What was your approach in planning the different episodes to cover such a wide-spanning topic?
[porto_blockquote]Once I’d done my basic research, and I had my list of topics to cover, I’d do whatever I could to group them into coherent episodes with individual arcs, or at least themes. I also tried to make sure that every episode had at least one interview “on location”.
This would sometimes involve exercises like breaking episodes into segments, writing segment names onto pieces of paper, and moving the pieces of paper around.
This all resulted in a full layout of the 15 episodes on 10 pieces of A4 (letter-sized) paper, strung across the ceiling like a washing line. And it’s been up for the last two years.[/porto_blockquote]
Ian’s thoughts on Veganism in the United Kingdom
While the United States and Great Britain have many similarities, both are also their own, very distinct cultures as well.

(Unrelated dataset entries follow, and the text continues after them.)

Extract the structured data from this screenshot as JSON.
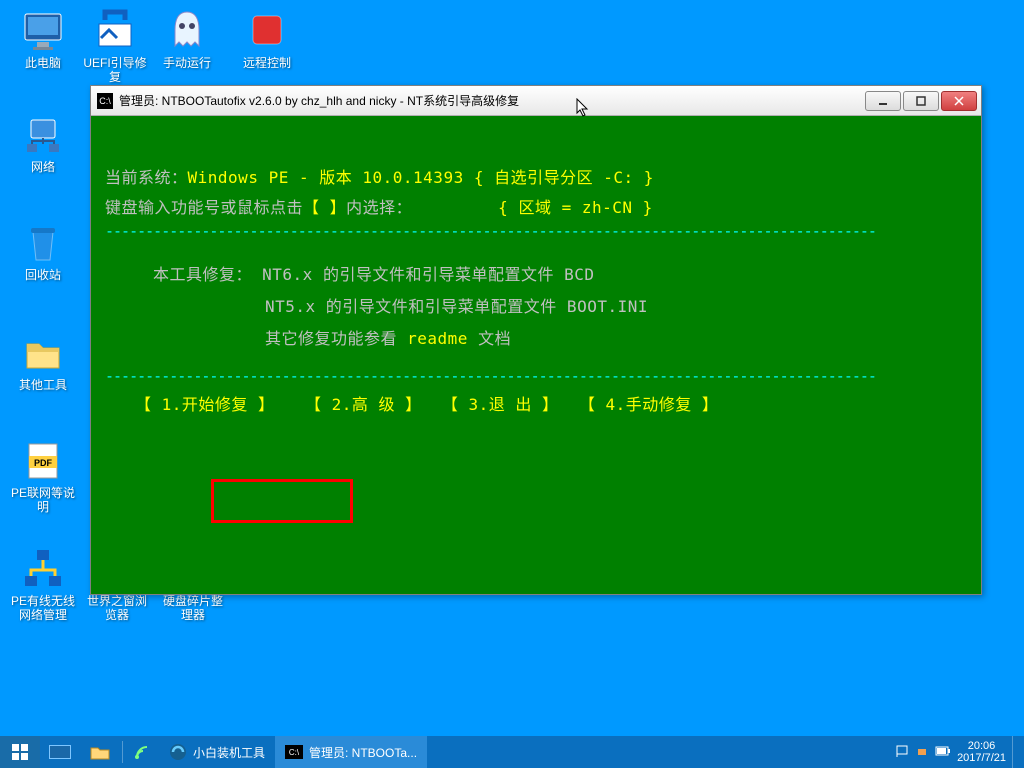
{
  "desktop": {
    "icons": [
      {
        "label": "此电脑",
        "key": "this-pc"
      },
      {
        "label": "UEFI引导修复",
        "key": "uefi"
      },
      {
        "label": "手动运行",
        "key": "ghost"
      },
      {
        "label": "远程控制",
        "key": "remote"
      },
      {
        "label": "网络",
        "key": "network"
      },
      {
        "label": "回收站",
        "key": "recycle"
      },
      {
        "label": "其他工具",
        "key": "other"
      },
      {
        "label": "PE联网等说明",
        "key": "pdf"
      },
      {
        "label": "PE有线无线网络管理",
        "key": "netmgr"
      },
      {
        "label": "世界之窗浏览器",
        "key": "browser"
      },
      {
        "label": "硬盘碎片整理器",
        "key": "defrag"
      }
    ]
  },
  "window": {
    "title": "管理员:  NTBOOTautofix v2.6.0 by chz_hlh and nicky - NT系统引导高级修复",
    "console": {
      "line1_prefix": "当前系统：",
      "line1_mid": "Windows PE - 版本 10.0.14393    ",
      "line1_brace": "{ 自选引导分区 -C: }",
      "line2_prefix": "键盘输入功能号或鼠标点击",
      "line2_brace": "【 】",
      "line2_suffix": "内选择：",
      "line2_region_label": "{ 区域 = ",
      "line2_region_val": "zh-CN",
      "line2_region_end": " }",
      "line3_prefix": "本工具修复：   ",
      "line3_a": "NT6.x 的引导文件和引导菜单配置文件 BCD",
      "line3_b": "NT5.x 的引导文件和引导菜单配置文件 BOOT.INI",
      "line3_c_prefix": "其它修复功能参看 ",
      "line3_c_mid": "readme",
      "line3_c_suffix": " 文档",
      "menu": {
        "opt1": "【 1.开始修复 】",
        "opt2": "【  2.高  级  】",
        "opt3": "【  3.退  出  】",
        "opt4": "【 4.手动修复 】"
      }
    }
  },
  "taskbar": {
    "app1": "小白装机工具",
    "app2": "管理员:  NTBOOTa...",
    "clock_time": "20:06",
    "clock_date": "2017/7/21"
  }
}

A wide range of factors affect how popular and widespread veganism becomes in a particular place, and Ian has seen the trend come full circle in his home country. Remembering the days when he’d be lucky to meet another vegetarian at all, Ian explains how the vegan lifestyle is rapidly gaining prominence in the UK.
Is the vegan lifestyle becoming more mainstream in the UK?
Yes, yes, thrice yes! I used not to be able to eat out without running into someone I knew, the vegan community was so small. Now, I have 8 entirely vegan eateries within a 15-minute walk from my flat. [/porto_blockquote]
What message would you convey to someone who truly believes that humans are meant to eat animals?
One of the biggest arguments vegans encounter from their non-vegan friends is that animals are here on the planet to be eaten. Whether derived from the biblical connotation or simply a matter of convenience, it’s easy to see the profound arrogance inherent in that belief. In response to this question of man’s entitlement to animals, Ian points instead to a quote from Greek History that puts the issue into perspective.
[porto_blockquote]”If God fashioned animals for the use of men, how do we use flies, lice, bats, beetles, scorpions, and vipers? If we define things in terms of our use, we have to admit that we were generated for the sake of the most destructive animals such as crocodiles.”
- Porphyry (Greek philosopher, “On Abstinence from Animal Food”, probably written in Sicily around 270).[/porto_blockquote]
What would the world be like if everyone was vegan?
[porto_blockquote]A bit further away from serious climate change, and with fewer resource wars. In terms of ethics, I think the next frontier would be wild animal suffering. People would have stopped arguing about whether animals are here for humans to use, and moved onto how far we should interfere in nature to reduce suffering.[/porto_blockquote]
Want More from Ian? Connect with Him Today on Social Media!
With the Vegetarianism: The Story So Far series wrapped up and the Vegan Option set for a comeback in the near future, Ian McDonald remains as active as ever. Whether he’s organizing events with other influencers to spread the message of vegetarianism and its history or commenting on notable advancements by vegan lawmakers, Ian is continuing to be an outspoken supporter of the vegan cause. Follow him on Twitter, Facebook, YouTube and other social media sites to support Ian and his projects.